Listed records: Begin

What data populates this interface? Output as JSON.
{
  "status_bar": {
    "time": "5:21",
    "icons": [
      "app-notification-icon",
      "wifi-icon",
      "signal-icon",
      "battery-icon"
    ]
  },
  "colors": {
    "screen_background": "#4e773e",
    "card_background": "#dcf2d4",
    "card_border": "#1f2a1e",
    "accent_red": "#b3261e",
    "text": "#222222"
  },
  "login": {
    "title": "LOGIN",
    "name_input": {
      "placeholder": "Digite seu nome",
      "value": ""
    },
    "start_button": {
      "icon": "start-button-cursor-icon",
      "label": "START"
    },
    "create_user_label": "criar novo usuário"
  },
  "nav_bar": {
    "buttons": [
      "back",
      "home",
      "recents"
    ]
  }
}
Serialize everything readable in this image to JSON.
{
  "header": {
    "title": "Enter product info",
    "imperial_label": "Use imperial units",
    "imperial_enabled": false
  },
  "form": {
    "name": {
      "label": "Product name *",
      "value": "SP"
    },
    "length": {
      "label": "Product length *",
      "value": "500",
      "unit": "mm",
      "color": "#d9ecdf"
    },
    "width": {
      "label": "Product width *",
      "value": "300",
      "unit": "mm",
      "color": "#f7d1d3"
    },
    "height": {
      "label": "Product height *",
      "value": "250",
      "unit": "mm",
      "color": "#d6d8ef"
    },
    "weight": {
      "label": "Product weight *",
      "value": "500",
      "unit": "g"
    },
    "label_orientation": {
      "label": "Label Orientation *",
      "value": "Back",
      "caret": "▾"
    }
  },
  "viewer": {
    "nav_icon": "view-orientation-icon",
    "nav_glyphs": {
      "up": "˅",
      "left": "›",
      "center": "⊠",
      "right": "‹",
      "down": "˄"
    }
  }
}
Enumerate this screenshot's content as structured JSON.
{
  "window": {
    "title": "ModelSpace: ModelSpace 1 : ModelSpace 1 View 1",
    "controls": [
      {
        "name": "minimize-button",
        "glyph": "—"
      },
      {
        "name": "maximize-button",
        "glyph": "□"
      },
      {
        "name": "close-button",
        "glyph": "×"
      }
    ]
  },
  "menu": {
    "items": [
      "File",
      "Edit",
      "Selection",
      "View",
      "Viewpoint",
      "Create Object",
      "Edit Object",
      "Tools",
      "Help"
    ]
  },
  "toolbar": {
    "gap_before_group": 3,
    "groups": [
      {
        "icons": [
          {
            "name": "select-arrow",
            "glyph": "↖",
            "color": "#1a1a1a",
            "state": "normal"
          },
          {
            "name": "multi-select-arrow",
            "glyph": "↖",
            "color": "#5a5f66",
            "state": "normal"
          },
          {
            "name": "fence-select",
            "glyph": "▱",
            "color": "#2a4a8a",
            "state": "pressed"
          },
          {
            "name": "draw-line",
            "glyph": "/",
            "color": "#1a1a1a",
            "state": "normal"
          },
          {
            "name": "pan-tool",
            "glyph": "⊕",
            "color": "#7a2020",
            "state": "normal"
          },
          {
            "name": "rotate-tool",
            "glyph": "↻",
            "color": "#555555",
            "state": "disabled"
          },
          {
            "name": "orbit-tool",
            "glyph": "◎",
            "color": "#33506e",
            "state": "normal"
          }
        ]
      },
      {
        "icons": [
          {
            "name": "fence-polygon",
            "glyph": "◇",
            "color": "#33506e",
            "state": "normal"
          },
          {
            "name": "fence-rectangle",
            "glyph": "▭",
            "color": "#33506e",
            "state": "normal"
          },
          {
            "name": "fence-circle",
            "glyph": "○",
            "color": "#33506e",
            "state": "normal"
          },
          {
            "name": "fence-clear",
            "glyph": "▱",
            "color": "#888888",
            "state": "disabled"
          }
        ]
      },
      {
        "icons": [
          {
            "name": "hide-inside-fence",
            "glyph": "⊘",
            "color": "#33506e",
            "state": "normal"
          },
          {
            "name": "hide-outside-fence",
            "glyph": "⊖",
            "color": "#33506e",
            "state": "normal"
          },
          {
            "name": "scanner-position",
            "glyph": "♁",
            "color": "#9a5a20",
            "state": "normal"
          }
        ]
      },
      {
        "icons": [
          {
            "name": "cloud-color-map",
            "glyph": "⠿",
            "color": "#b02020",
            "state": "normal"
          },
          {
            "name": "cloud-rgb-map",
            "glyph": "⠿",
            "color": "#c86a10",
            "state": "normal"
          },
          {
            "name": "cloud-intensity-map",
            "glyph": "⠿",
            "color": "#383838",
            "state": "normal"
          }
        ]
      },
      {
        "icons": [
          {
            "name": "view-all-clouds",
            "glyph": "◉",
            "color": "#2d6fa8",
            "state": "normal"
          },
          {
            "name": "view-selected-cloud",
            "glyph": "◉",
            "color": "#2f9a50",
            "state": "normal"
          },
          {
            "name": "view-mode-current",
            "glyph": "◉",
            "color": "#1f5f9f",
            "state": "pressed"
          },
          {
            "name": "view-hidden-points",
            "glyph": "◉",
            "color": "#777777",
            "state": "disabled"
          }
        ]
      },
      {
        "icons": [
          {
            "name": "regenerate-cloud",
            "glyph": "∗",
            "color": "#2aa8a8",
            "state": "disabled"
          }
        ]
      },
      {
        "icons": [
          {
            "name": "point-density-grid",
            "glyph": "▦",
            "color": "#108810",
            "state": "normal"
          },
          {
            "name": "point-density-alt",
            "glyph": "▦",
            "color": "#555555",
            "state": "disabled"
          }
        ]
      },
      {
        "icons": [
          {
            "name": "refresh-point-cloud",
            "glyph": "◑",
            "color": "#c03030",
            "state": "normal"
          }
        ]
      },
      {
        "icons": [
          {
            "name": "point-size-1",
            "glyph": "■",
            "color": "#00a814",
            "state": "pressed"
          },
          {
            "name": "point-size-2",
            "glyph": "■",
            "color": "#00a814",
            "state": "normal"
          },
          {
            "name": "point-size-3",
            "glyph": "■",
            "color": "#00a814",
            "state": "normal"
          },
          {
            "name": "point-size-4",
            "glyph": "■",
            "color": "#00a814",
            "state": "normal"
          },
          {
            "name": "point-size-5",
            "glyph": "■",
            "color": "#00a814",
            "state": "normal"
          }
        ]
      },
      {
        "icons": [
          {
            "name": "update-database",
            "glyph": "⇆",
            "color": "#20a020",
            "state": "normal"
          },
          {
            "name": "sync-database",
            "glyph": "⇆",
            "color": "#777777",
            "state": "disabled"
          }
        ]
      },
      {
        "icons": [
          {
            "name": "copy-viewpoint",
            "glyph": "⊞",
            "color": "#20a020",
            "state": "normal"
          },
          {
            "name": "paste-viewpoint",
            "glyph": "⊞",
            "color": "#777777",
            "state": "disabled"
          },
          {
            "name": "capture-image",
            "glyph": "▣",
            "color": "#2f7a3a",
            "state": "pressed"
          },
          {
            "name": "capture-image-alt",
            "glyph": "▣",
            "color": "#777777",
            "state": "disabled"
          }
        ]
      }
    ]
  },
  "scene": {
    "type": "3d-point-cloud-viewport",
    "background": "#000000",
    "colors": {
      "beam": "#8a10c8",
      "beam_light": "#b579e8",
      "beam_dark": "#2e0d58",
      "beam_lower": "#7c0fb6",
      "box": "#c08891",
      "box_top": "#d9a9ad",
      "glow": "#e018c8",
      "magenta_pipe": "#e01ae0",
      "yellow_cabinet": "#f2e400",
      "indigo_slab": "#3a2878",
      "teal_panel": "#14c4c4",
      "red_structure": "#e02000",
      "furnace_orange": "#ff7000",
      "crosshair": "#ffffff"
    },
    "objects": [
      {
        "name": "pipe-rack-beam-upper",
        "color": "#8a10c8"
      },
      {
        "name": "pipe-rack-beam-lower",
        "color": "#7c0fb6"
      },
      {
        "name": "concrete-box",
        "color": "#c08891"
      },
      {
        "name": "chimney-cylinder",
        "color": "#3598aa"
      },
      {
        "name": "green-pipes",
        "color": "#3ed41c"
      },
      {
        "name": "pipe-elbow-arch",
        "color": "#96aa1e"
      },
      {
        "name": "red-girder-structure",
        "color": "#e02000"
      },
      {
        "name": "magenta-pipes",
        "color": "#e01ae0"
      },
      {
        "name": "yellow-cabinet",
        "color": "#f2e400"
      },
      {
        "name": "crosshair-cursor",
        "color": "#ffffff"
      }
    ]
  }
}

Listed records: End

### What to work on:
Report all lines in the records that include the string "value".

### Result below:
      "value": ""
      "value": "SP"
      "value": "500",
      "value": "300",
      "value": "250",
      "value": "500",
      "value": "Back",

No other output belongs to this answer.